- DATA SUPPLIED -
===============
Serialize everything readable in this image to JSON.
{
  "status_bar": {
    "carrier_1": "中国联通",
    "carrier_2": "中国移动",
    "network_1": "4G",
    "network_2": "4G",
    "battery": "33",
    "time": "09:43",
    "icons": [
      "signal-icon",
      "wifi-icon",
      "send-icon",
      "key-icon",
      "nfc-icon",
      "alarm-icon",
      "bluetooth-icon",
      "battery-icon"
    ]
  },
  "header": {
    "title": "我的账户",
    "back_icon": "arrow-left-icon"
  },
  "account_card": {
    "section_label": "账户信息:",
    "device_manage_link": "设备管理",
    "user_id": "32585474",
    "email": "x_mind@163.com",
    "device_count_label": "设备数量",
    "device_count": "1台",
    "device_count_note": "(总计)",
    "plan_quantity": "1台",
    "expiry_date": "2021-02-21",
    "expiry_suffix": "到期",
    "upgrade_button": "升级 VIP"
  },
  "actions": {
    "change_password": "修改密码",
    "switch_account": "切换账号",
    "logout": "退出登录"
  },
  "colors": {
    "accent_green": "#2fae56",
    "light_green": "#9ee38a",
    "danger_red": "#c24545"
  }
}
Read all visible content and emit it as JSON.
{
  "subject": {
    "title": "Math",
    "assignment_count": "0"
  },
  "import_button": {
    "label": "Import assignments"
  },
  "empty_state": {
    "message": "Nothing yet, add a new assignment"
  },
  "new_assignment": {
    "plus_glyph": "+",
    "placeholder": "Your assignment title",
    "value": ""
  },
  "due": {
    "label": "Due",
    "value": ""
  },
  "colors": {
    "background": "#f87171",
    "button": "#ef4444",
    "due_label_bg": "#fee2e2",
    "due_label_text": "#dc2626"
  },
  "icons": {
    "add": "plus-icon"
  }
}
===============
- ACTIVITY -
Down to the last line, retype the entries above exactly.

- ANSWER SPACE -
Serialize everything readable in this image to JSON.
{
  "status_bar": {
    "carrier_1": "中国联通",
    "carrier_2": "中国移动",
    "network_1": "4G",
    "network_2": "4G",
    "battery": "33",
    "time": "09:43",
    "icons": [
      "signal-icon",
      "wifi-icon",
      "send-icon",
      "key-icon",
      "nfc-icon",
      "alarm-icon",
      "bluetooth-icon",
      "battery-icon"
    ]
  },
  "header": {
    "title": "我的账户",
    "back_icon": "arrow-left-icon"
  },
  "account_card": {
    "section_label": "账户信息:",
    "device_manage_link": "设备管理",
    "user_id": "32585474",
    "email": "x_mind@163.com",
    "device_count_label": "设备数量",
    "device_count": "1台",
    "device_count_note": "(总计)",
    "plan_quantity": "1台",
    "expiry_date": "2021-02-21",
    "expiry_suffix": "到期",
    "upgrade_button": "升级 VIP"
  },
  "actions": {
    "change_password": "修改密码",
    "switch_account": "切换账号",
    "logout": "退出登录"
  },
  "colors": {
    "accent_green": "#2fae56",
    "light_green": "#9ee38a",
    "danger_red": "#c24545"
  }
}
Read all visible content and emit it as JSON.
{
  "subject": {
    "title": "Math",
    "assignment_count": "0"
  },
  "import_button": {
    "label": "Import assignments"
  },
  "empty_state": {
    "message": "Nothing yet, add a new assignment"
  },
  "new_assignment": {
    "plus_glyph": "+",
    "placeholder": "Your assignment title",
    "value": ""
  },
  "due": {
    "label": "Due",
    "value": ""
  },
  "colors": {
    "background": "#f87171",
    "button": "#ef4444",
    "due_label_bg": "#fee2e2",
    "due_label_text": "#dc2626"
  },
  "icons": {
    "add": "plus-icon"
  }
}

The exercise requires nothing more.